Zach Johnson: " outside of a couple tee shots, if you can really mull it, you can’t really force it. And I’m familiar with the greens. I like a good Bermuda like this. You have to hit it straight. I mean, if you hit it in the rough, it’s just hard to control shots, and it’s hard to get it close."
Adam Scott: "I just don’t think anyone can get it around this course consistently without scrambling. It is really tough to keep it in play all day and under holes and not be in this gnarly rough."
Justin Thomas: "The biggest thing is just getting it in play, because I can just hit a lot of 2-irons out here and then I’m having short irons in, and I felt comfortable enough with those that I could hit my numbers."
Looking at grass types, geography, course attributes, and past performance, here are a few courses/events that I think could prove to be a good pointer this week:
Sea Island Resort
PGA West Rota
The theme this week is less-than-driver courses with length isn't required. Most also share the bermuda link. I'm not sure how TPC Scottsdale fits into the mix but it leaps off the page in terms of crossover success.
Thursday: Partly Cloudy with a high of 82 degrees. Winds at 10 to 14 MPH with gusts up to 20 MPH.
Friday: A chance of showers with a high of 85 degrees. Wins lighter around 6 to 12 MPH without much gusting.

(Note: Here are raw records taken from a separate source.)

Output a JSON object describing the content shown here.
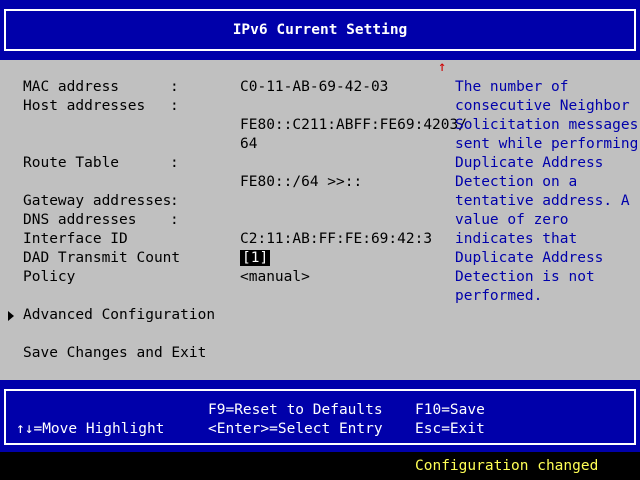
{
  "header": {
    "title": "IPv6 Current Setting"
  },
  "fields": [
    {
      "label": "MAC address",
      "colon": ":",
      "value": "C0-11-AB-69-42-03"
    },
    {
      "label": "Host addresses",
      "colon": ":",
      "value_line1": "FE80::C211:ABFF:FE69:4203/",
      "value_line2": "64"
    },
    {
      "label": "Route Table",
      "colon": ":",
      "value": "FE80::/64 >>::"
    },
    {
      "label": "Gateway addresses",
      "colon": ":"
    },
    {
      "label": "DNS addresses",
      "colon": ":"
    },
    {
      "label": "Interface ID",
      "value": "C2:11:AB:FF:FE:69:42:3"
    },
    {
      "label": "DAD Transmit Count",
      "value": "[1]"
    },
    {
      "label": "Policy",
      "value": "<manual>"
    }
  ],
  "menu": {
    "advanced": "Advanced Configuration",
    "save": "Save Changes and Exit"
  },
  "help": {
    "scroll_indicator": "↑",
    "text": "The number of\nconsecutive Neighbor\nSolicitation messages\nsent while performing\nDuplicate Address\nDetection on a\ntentative address. A\nvalue of zero\nindicates that\nDuplicate Address\nDetection is not\nperformed."
  },
  "keys": {
    "move": "↑↓=Move Highlight",
    "reset": "F9=Reset to Defaults",
    "select": "<Enter>=Select Entry",
    "save": "F10=Save",
    "exit": "Esc=Exit"
  },
  "status": "Configuration changed",
  "colors": {
    "bar": "#0000aa",
    "background": "#c0c0c0",
    "help_text": "#0000aa",
    "status_text": "#ffff55"
  }
}
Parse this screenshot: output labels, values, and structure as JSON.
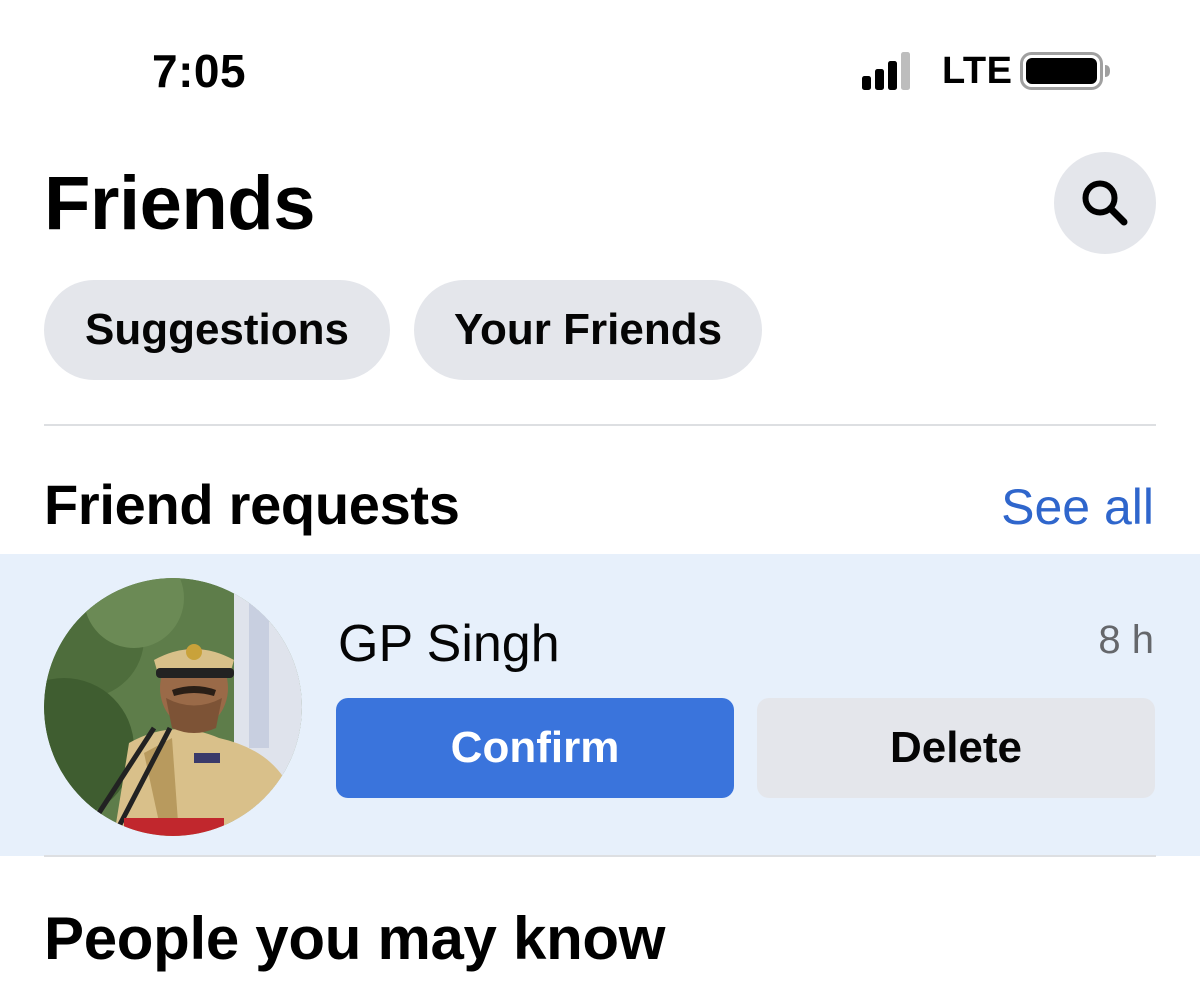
{
  "status_bar": {
    "time": "7:05",
    "network": "LTE",
    "signal_bars": 3,
    "icons": [
      "signal-icon",
      "battery-icon"
    ]
  },
  "header": {
    "title": "Friends",
    "search_icon": "search-icon"
  },
  "tabs": [
    {
      "label": "Suggestions"
    },
    {
      "label": "Your Friends"
    }
  ],
  "friend_requests": {
    "title": "Friend requests",
    "see_all": "See all",
    "items": [
      {
        "name": "GP Singh",
        "time": "8 h",
        "confirm_label": "Confirm",
        "delete_label": "Delete"
      }
    ]
  },
  "people_you_may_know": {
    "title": "People you may know"
  },
  "colors": {
    "accent": "#3a74dc",
    "link": "#2f66cc",
    "chip_bg": "#e4e6eb",
    "card_bg": "#e7f0fb",
    "secondary_text": "#65676b"
  }
}
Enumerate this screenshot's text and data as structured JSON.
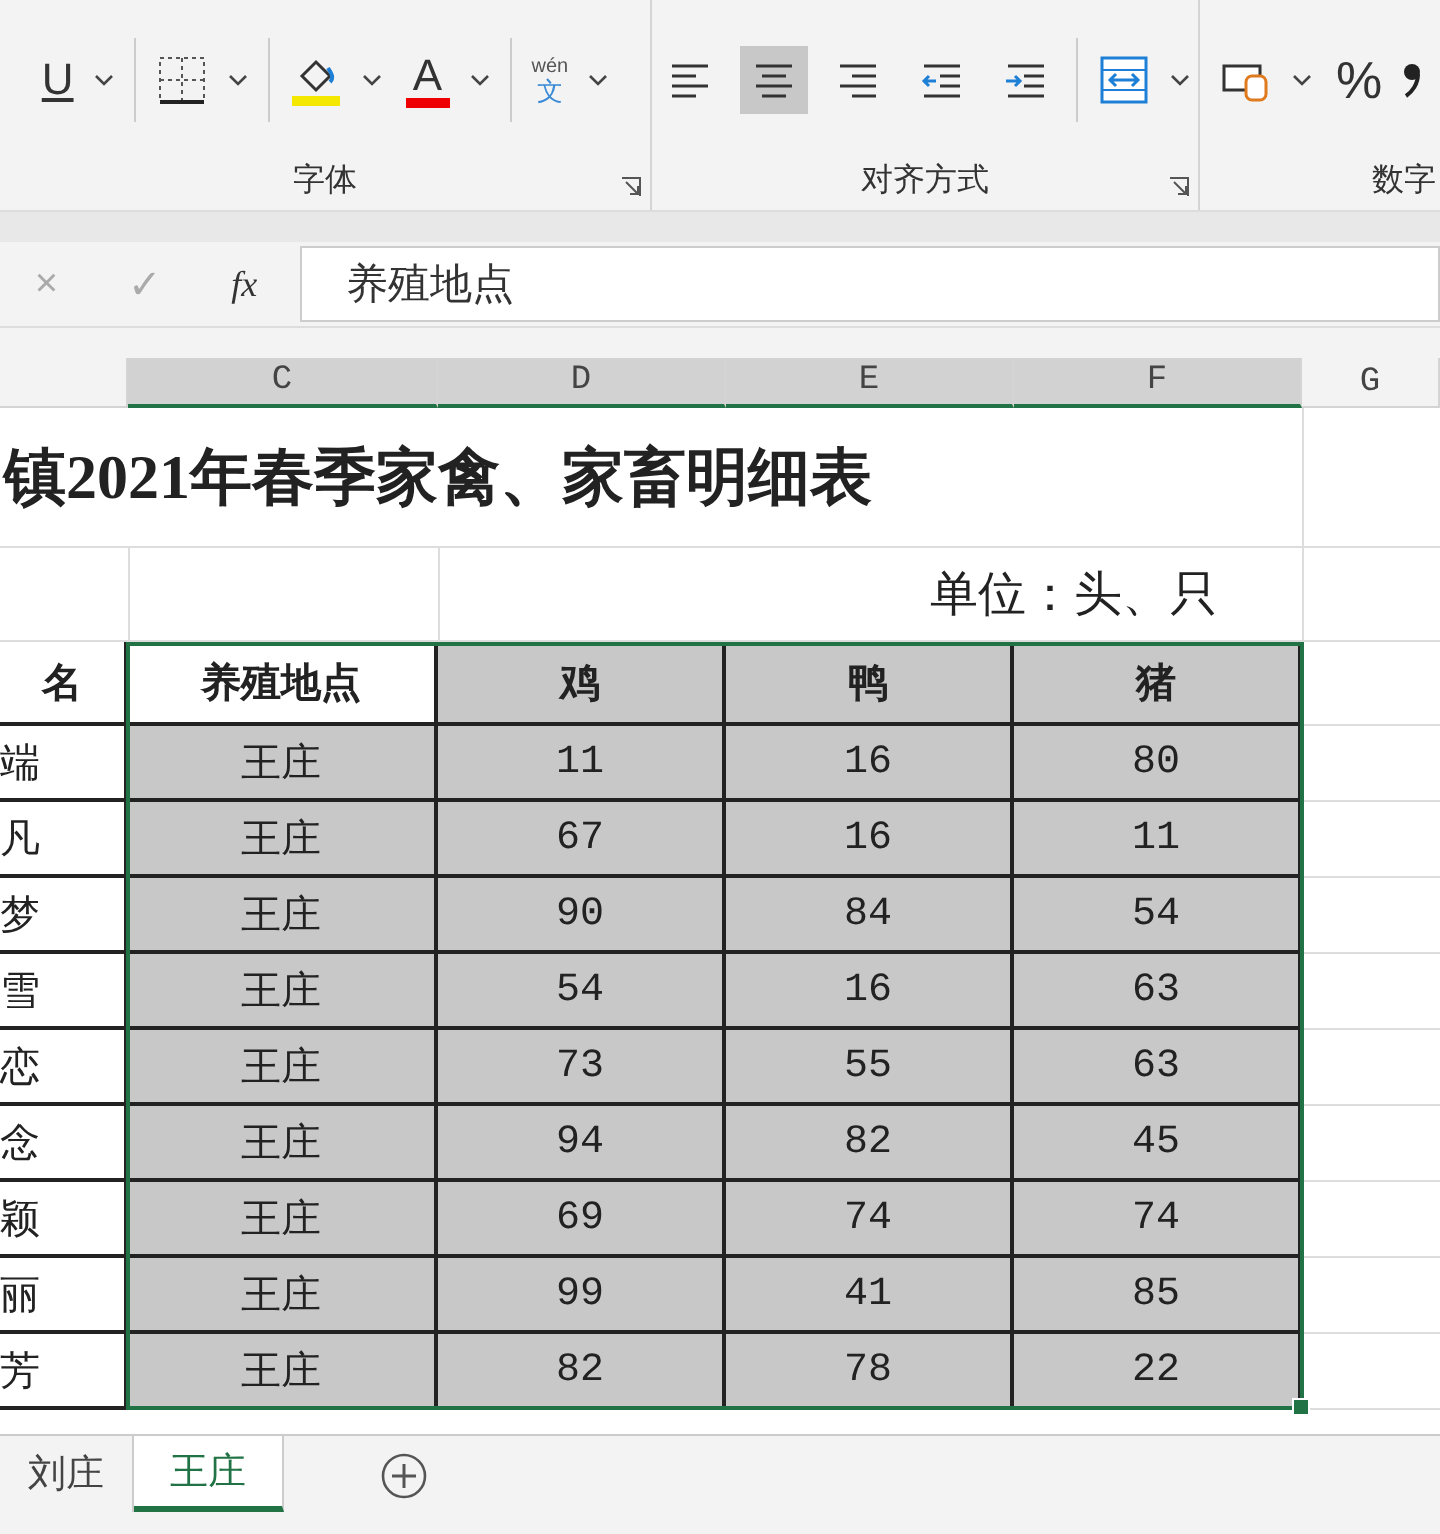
{
  "ribbon": {
    "font_group": {
      "underline": "U",
      "font_color": "A",
      "phonetic_top": "wén",
      "phonetic_bottom": "文",
      "label": "字体"
    },
    "align_group": {
      "buttons": [
        {
          "kind": "left",
          "selected": false
        },
        {
          "kind": "center",
          "selected": true
        },
        {
          "kind": "right",
          "selected": false
        },
        {
          "kind": "outdent",
          "selected": false
        },
        {
          "kind": "indent",
          "selected": false
        }
      ],
      "label": "对齐方式"
    },
    "number_group": {
      "percent": "%",
      "label": "数字"
    }
  },
  "formula_bar": {
    "cancel": "×",
    "enter": "✓",
    "fx": "fx",
    "value": "养殖地点"
  },
  "columns": [
    {
      "label": "C",
      "selected": true
    },
    {
      "label": "D",
      "selected": true
    },
    {
      "label": "E",
      "selected": true
    },
    {
      "label": "F",
      "selected": true
    },
    {
      "label": "G",
      "selected": false
    }
  ],
  "title": "镇2021年春季家禽、家畜明细表",
  "unit": "单位：头、只",
  "table": {
    "name_header": "名",
    "header": [
      {
        "text": "养殖地点",
        "active": true
      },
      {
        "text": "鸡",
        "active": false
      },
      {
        "text": "鸭",
        "active": false
      },
      {
        "text": "猪",
        "active": false
      }
    ],
    "rows": [
      {
        "name": "端",
        "cells": [
          "王庄",
          "11",
          "16",
          "80"
        ]
      },
      {
        "name": "凡",
        "cells": [
          "王庄",
          "67",
          "16",
          "11"
        ]
      },
      {
        "name": "梦",
        "cells": [
          "王庄",
          "90",
          "84",
          "54"
        ]
      },
      {
        "name": "雪",
        "cells": [
          "王庄",
          "54",
          "16",
          "63"
        ]
      },
      {
        "name": "恋",
        "cells": [
          "王庄",
          "73",
          "55",
          "63"
        ]
      },
      {
        "name": "念",
        "cells": [
          "王庄",
          "94",
          "82",
          "45"
        ]
      },
      {
        "name": "颖",
        "cells": [
          "王庄",
          "69",
          "74",
          "74"
        ]
      },
      {
        "name": "丽",
        "cells": [
          "王庄",
          "99",
          "41",
          "85"
        ]
      },
      {
        "name": "芳",
        "cells": [
          "王庄",
          "82",
          "78",
          "22"
        ]
      }
    ]
  },
  "sheet_tabs": [
    {
      "label": "刘庄",
      "selected": false
    },
    {
      "label": "王庄",
      "selected": true
    }
  ]
}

The wind looks relatively light this week, by coastal standards. There is the threat of precipitation all four days but nothing that should disrupt play.
Golfers to Watch
He snapped out of a draught last week but how will he follow it up just one week later? That's the magical question that so many gamers ask after a win. Unfortunately, there is no one right answer. Every golfer responds differently to a win. For English, he's done it before so the added media requirements likely won't disturb his routine too much. How is his track record at Waialae Country Club? He landed top 10s in three of his first four visits but has since finished outside of the top 20 in each of his last four Sony starts.
He outperformed my expectations last week when he finished 17th at the Sentry TOC, despite coming straight off a bout with COVID-19. He had less than one week of practice time leading up to the event but there wasn't much rust. Now he heads to a course where he is 10-for-10 with six straight finishes of T20 or better.
Charles Howell III
If you're continuing to follow that course-history scent then it'll lead you straight to Howell. He's finished inside of the top 15 in nine of his last 12 visits to Waialae Country Club. Overall, he is 19-for-19 at the Sony Open with two runner-up finishes and two third-place finishes (no wins).
Another name with stellar results at Waialae CC. The Aussie slumped over the summer and fall but he gained 4.3 strokes tee-to-green last week so perhaps the holiday break got him back into form.
There is more than one way to look at course history and sometimes I just want to see what golfers like the greens at a particular course. When I sort by consistency in terms of the percentage of rounds that a golfer gains strokes putting at Waialae Country Club, Mr. Malnati checks in at Number 1 of all golfers with at least 10 rounds played at the Sony. He's a great putter so that's not shocking but to see him gain strokes putting in 84% of his 19 rounds here lets me know that he really loves putting here. Historically he's more of a "go low for one round" type of golfer but we saw him post back-to-back top 5s this fall so there is some upside there.
Ranking the Field
1. Daniel Berger
2. Harris English
3. Webb Simpson
4. Collin Morikawa
5. Joaquin Niemann
6. Abraham Ancer
7. Sungjae Im
8. Adam Scott
9. Hideki Matsuyama
10. Ryan Palmer
11. Russell Henley
12. Kevin Kisner
13. Cameron Smith
14. Jason Kokrak
15. Brendon Todd
16. Billy Horschel
17. Erik van Rooyen
18. Zach Johnson
19. Brian Harman
20. Charles Howell III